Top of Source data

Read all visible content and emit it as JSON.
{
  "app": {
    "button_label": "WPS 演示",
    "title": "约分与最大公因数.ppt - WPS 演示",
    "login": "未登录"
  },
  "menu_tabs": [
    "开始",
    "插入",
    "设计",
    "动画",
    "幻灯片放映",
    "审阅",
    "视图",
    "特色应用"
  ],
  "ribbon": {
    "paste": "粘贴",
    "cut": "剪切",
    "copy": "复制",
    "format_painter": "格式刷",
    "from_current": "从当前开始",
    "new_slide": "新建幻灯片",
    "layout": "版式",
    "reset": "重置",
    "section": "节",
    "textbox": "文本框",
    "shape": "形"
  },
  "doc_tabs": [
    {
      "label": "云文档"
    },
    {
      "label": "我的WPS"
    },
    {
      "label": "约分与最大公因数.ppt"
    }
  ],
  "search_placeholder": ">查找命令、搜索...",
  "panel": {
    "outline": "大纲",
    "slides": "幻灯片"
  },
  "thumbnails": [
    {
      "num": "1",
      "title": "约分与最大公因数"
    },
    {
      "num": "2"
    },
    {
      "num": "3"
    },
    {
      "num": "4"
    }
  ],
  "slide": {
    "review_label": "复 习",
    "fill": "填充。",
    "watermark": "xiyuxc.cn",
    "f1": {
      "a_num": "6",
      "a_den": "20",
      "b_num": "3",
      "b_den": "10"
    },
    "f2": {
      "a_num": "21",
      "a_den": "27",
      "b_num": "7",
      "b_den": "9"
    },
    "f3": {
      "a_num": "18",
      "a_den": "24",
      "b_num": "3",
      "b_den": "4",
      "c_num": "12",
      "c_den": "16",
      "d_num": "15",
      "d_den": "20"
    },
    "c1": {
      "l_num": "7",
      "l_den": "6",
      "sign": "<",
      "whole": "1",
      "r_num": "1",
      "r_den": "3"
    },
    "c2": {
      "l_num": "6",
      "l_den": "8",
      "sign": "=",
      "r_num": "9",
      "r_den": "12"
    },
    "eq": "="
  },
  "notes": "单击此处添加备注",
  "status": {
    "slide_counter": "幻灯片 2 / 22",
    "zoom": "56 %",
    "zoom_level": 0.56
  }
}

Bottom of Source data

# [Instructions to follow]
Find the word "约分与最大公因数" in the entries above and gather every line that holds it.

# [Answer section]
    "title": "约分与最大公因数.ppt - WPS 演示",
      "label": "约分与最大公因数.ppt"
      "title": "约分与最大公因数"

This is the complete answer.